● Assignment:
Set each record down exactly, excluding all images.

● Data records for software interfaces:
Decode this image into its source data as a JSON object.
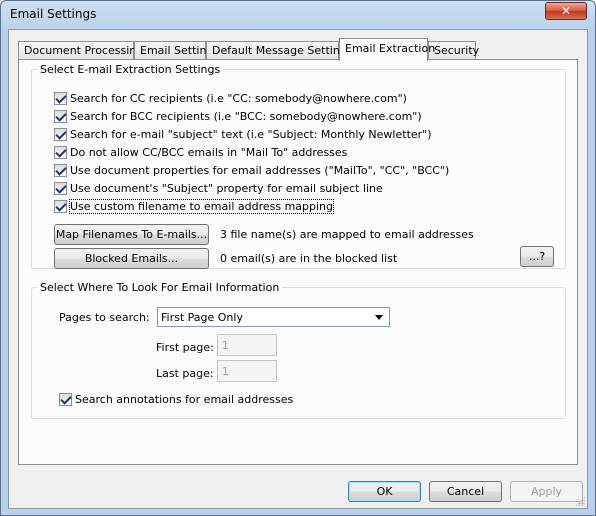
{
  "window": {
    "title": "Email Settings",
    "close_label": "✕"
  },
  "tabs": [
    {
      "label": "Document Processing",
      "active": false
    },
    {
      "label": "Email Setting",
      "active": false
    },
    {
      "label": "Default Message Settings",
      "active": false
    },
    {
      "label": "Email Extraction",
      "active": true
    },
    {
      "label": "Security",
      "active": false
    }
  ],
  "extraction_group": {
    "legend": "Select E-mail Extraction Settings",
    "options": [
      {
        "label": "Search for CC recipients (i.e \"CC: somebody@nowhere.com\")",
        "checked": true
      },
      {
        "label": "Search for BCC recipients (i.e \"BCC: somebody@nowhere.com\")",
        "checked": true
      },
      {
        "label": "Search for e-mail \"subject\" text (i.e \"Subject: Monthly Newletter\")",
        "checked": true
      },
      {
        "label": "Do not allow CC/BCC emails in \"Mail To\" addresses",
        "checked": true
      },
      {
        "label": "Use document properties for email addresses (\"MailTo\", \"CC\", \"BCC\")",
        "checked": true
      },
      {
        "label": "Use document's \"Subject\" property for email subject line",
        "checked": true
      },
      {
        "label": "Use custom filename to email address mapping",
        "checked": true
      }
    ],
    "map_button": "Map Filenames To E-mails...",
    "map_status": "3 file name(s) are mapped to email addresses",
    "blocked_button": "Blocked Emails...",
    "blocked_status": "0 email(s) are in the blocked list",
    "help_button": "...?"
  },
  "lookup_group": {
    "legend": "Select Where To Look For Email Information",
    "pages_label": "Pages to search:",
    "pages_value": "First Page Only",
    "first_page_label": "First page:",
    "first_page_value": "1",
    "last_page_label": "Last page:",
    "last_page_value": "1",
    "annotations_label": "Search annotations for email addresses",
    "annotations_checked": true
  },
  "footer": {
    "ok": "OK",
    "cancel": "Cancel",
    "apply": "Apply"
  }
}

● Task solution:
Decode this image into its source data as a JSON object.
{
  "window": {
    "title": "Email Settings",
    "close_label": "✕"
  },
  "tabs": [
    {
      "label": "Document Processing",
      "active": false
    },
    {
      "label": "Email Setting",
      "active": false
    },
    {
      "label": "Default Message Settings",
      "active": false
    },
    {
      "label": "Email Extraction",
      "active": true
    },
    {
      "label": "Security",
      "active": false
    }
  ],
  "extraction_group": {
    "legend": "Select E-mail Extraction Settings",
    "options": [
      {
        "label": "Search for CC recipients (i.e \"CC: somebody@nowhere.com\")",
        "checked": true
      },
      {
        "label": "Search for BCC recipients (i.e \"BCC: somebody@nowhere.com\")",
        "checked": true
      },
      {
        "label": "Search for e-mail \"subject\" text (i.e \"Subject: Monthly Newletter\")",
        "checked": true
      },
      {
        "label": "Do not allow CC/BCC emails in \"Mail To\" addresses",
        "checked": true
      },
      {
        "label": "Use document properties for email addresses (\"MailTo\", \"CC\", \"BCC\")",
        "checked": true
      },
      {
        "label": "Use document's \"Subject\" property for email subject line",
        "checked": true
      },
      {
        "label": "Use custom filename to email address mapping",
        "checked": true
      }
    ],
    "map_button": "Map Filenames To E-mails...",
    "map_status": "3 file name(s) are mapped to email addresses",
    "blocked_button": "Blocked Emails...",
    "blocked_status": "0 email(s) are in the blocked list",
    "help_button": "...?"
  },
  "lookup_group": {
    "legend": "Select Where To Look For Email Information",
    "pages_label": "Pages to search:",
    "pages_value": "First Page Only",
    "first_page_label": "First page:",
    "first_page_value": "1",
    "last_page_label": "Last page:",
    "last_page_value": "1",
    "annotations_label": "Search annotations for email addresses",
    "annotations_checked": true
  },
  "footer": {
    "ok": "OK",
    "cancel": "Cancel",
    "apply": "Apply"
  }
}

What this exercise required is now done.